(Stored data entries)
◇ ◇ ◇

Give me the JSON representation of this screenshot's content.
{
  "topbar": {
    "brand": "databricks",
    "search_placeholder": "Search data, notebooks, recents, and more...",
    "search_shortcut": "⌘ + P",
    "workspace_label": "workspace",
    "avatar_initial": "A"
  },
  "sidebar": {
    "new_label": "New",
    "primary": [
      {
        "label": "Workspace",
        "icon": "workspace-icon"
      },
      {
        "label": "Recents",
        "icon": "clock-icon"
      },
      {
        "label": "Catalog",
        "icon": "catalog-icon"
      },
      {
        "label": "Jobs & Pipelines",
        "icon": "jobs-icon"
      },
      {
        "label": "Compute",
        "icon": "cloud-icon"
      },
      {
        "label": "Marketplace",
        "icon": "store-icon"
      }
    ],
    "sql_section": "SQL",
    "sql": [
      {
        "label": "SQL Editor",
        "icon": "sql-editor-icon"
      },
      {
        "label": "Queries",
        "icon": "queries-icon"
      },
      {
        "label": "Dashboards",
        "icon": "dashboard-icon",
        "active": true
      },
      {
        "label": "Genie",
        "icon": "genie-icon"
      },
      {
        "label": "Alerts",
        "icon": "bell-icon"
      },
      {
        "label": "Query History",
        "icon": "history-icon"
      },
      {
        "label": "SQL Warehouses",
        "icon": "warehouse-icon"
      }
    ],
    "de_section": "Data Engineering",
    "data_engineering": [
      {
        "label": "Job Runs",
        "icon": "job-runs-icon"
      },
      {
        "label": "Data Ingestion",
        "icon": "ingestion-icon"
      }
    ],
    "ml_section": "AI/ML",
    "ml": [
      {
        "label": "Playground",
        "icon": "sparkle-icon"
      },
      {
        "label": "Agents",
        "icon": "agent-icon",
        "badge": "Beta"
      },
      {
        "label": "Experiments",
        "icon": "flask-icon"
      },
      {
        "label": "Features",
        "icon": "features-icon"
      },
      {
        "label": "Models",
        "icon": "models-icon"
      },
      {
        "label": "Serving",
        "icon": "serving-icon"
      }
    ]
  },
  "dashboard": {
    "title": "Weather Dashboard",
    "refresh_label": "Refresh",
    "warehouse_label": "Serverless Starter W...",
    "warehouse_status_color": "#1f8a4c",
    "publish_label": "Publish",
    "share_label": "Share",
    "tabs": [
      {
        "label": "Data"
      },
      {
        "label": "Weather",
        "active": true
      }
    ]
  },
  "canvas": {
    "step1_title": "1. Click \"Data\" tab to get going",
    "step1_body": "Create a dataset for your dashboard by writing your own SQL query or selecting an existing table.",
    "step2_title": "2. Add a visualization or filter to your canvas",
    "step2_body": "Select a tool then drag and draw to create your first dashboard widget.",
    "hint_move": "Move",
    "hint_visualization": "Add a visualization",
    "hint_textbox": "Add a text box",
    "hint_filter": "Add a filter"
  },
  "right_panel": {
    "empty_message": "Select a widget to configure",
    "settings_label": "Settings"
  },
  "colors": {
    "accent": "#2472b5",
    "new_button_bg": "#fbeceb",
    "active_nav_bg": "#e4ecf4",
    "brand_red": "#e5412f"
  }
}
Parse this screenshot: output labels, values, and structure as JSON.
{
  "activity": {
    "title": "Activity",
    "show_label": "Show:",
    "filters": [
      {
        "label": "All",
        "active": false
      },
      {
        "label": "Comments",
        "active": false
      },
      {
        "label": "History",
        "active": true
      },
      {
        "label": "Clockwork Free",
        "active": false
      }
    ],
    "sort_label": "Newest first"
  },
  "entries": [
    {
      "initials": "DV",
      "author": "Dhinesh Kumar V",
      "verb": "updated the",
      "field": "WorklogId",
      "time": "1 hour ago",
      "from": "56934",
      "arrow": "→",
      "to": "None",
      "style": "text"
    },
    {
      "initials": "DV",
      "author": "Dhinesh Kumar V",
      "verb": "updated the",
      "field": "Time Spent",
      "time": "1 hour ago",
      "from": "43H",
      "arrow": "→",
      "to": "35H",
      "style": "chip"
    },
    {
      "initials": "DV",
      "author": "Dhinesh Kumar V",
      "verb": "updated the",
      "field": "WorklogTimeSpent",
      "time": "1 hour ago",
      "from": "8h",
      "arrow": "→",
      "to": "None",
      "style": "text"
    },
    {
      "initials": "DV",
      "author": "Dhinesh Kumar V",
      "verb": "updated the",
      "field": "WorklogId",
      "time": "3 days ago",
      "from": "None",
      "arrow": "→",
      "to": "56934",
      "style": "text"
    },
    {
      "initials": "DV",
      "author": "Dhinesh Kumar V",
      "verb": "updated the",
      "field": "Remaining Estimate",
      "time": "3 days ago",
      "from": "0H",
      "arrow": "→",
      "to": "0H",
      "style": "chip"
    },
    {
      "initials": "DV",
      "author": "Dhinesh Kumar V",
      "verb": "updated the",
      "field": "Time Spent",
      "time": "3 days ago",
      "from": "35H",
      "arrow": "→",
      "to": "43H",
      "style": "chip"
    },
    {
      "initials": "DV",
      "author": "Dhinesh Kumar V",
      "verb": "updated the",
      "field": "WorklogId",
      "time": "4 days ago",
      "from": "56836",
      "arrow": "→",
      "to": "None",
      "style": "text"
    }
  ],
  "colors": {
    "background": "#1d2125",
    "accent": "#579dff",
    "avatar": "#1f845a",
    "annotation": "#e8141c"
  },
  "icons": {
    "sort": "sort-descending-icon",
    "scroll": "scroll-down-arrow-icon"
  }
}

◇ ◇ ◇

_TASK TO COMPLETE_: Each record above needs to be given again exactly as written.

_RESPONSE BELOW_:
Give me the JSON representation of this screenshot's content.
{
  "topbar": {
    "brand": "databricks",
    "search_placeholder": "Search data, notebooks, recents, and more...",
    "search_shortcut": "⌘ + P",
    "workspace_label": "workspace",
    "avatar_initial": "A"
  },
  "sidebar": {
    "new_label": "New",
    "primary": [
      {
        "label": "Workspace",
        "icon": "workspace-icon"
      },
      {
        "label": "Recents",
        "icon": "clock-icon"
      },
      {
        "label": "Catalog",
        "icon": "catalog-icon"
      },
      {
        "label": "Jobs & Pipelines",
        "icon": "jobs-icon"
      },
      {
        "label": "Compute",
        "icon": "cloud-icon"
      },
      {
        "label": "Marketplace",
        "icon": "store-icon"
      }
    ],
    "sql_section": "SQL",
    "sql": [
      {
        "label": "SQL Editor",
        "icon": "sql-editor-icon"
      },
      {
        "label": "Queries",
        "icon": "queries-icon"
      },
      {
        "label": "Dashboards",
        "icon": "dashboard-icon",
        "active": true
      },
      {
        "label": "Genie",
        "icon": "genie-icon"
      },
      {
        "label": "Alerts",
        "icon": "bell-icon"
      },
      {
        "label": "Query History",
        "icon": "history-icon"
      },
      {
        "label": "SQL Warehouses",
        "icon": "warehouse-icon"
      }
    ],
    "de_section": "Data Engineering",
    "data_engineering": [
      {
        "label": "Job Runs",
        "icon": "job-runs-icon"
      },
      {
        "label": "Data Ingestion",
        "icon": "ingestion-icon"
      }
    ],
    "ml_section": "AI/ML",
    "ml": [
      {
        "label": "Playground",
        "icon": "sparkle-icon"
      },
      {
        "label": "Agents",
        "icon": "agent-icon",
        "badge": "Beta"
      },
      {
        "label": "Experiments",
        "icon": "flask-icon"
      },
      {
        "label": "Features",
        "icon": "features-icon"
      },
      {
        "label": "Models",
        "icon": "models-icon"
      },
      {
        "label": "Serving",
        "icon": "serving-icon"
      }
    ]
  },
  "dashboard": {
    "title": "Weather Dashboard",
    "refresh_label": "Refresh",
    "warehouse_label": "Serverless Starter W...",
    "warehouse_status_color": "#1f8a4c",
    "publish_label": "Publish",
    "share_label": "Share",
    "tabs": [
      {
        "label": "Data"
      },
      {
        "label": "Weather",
        "active": true
      }
    ]
  },
  "canvas": {
    "step1_title": "1. Click \"Data\" tab to get going",
    "step1_body": "Create a dataset for your dashboard by writing your own SQL query or selecting an existing table.",
    "step2_title": "2. Add a visualization or filter to your canvas",
    "step2_body": "Select a tool then drag and draw to create your first dashboard widget.",
    "hint_move": "Move",
    "hint_visualization": "Add a visualization",
    "hint_textbox": "Add a text box",
    "hint_filter": "Add a filter"
  },
  "right_panel": {
    "empty_message": "Select a widget to configure",
    "settings_label": "Settings"
  },
  "colors": {
    "accent": "#2472b5",
    "new_button_bg": "#fbeceb",
    "active_nav_bg": "#e4ecf4",
    "brand_red": "#e5412f"
  }
}
Parse this screenshot: output labels, values, and structure as JSON.
{
  "activity": {
    "title": "Activity",
    "show_label": "Show:",
    "filters": [
      {
        "label": "All",
        "active": false
      },
      {
        "label": "Comments",
        "active": false
      },
      {
        "label": "History",
        "active": true
      },
      {
        "label": "Clockwork Free",
        "active": false
      }
    ],
    "sort_label": "Newest first"
  },
  "entries": [
    {
      "initials": "DV",
      "author": "Dhinesh Kumar V",
      "verb": "updated the",
      "field": "WorklogId",
      "time": "1 hour ago",
      "from": "56934",
      "arrow": "→",
      "to": "None",
      "style": "text"
    },
    {
      "initials": "DV",
      "author": "Dhinesh Kumar V",
      "verb": "updated the",
      "field": "Time Spent",
      "time": "1 hour ago",
      "from": "43H",
      "arrow": "→",
      "to": "35H",
      "style": "chip"
    },
    {
      "initials": "DV",
      "author": "Dhinesh Kumar V",
      "verb": "updated the",
      "field": "WorklogTimeSpent",
      "time": "1 hour ago",
      "from": "8h",
      "arrow": "→",
      "to": "None",
      "style": "text"
    },
    {
      "initials": "DV",
      "author": "Dhinesh Kumar V",
      "verb": "updated the",
      "field": "WorklogId",
      "time": "3 days ago",
      "from": "None",
      "arrow": "→",
      "to": "56934",
      "style": "text"
    },
    {
      "initials": "DV",
      "author": "Dhinesh Kumar V",
      "verb": "updated the",
      "field": "Remaining Estimate",
      "time": "3 days ago",
      "from": "0H",
      "arrow": "→",
      "to": "0H",
      "style": "chip"
    },
    {
      "initials": "DV",
      "author": "Dhinesh Kumar V",
      "verb": "updated the",
      "field": "Time Spent",
      "time": "3 days ago",
      "from": "35H",
      "arrow": "→",
      "to": "43H",
      "style": "chip"
    },
    {
      "initials": "DV",
      "author": "Dhinesh Kumar V",
      "verb": "updated the",
      "field": "WorklogId",
      "time": "4 days ago",
      "from": "56836",
      "arrow": "→",
      "to": "None",
      "style": "text"
    }
  ],
  "colors": {
    "background": "#1d2125",
    "accent": "#579dff",
    "avatar": "#1f845a",
    "annotation": "#e8141c"
  },
  "icons": {
    "sort": "sort-descending-icon",
    "scroll": "scroll-down-arrow-icon"
  }
}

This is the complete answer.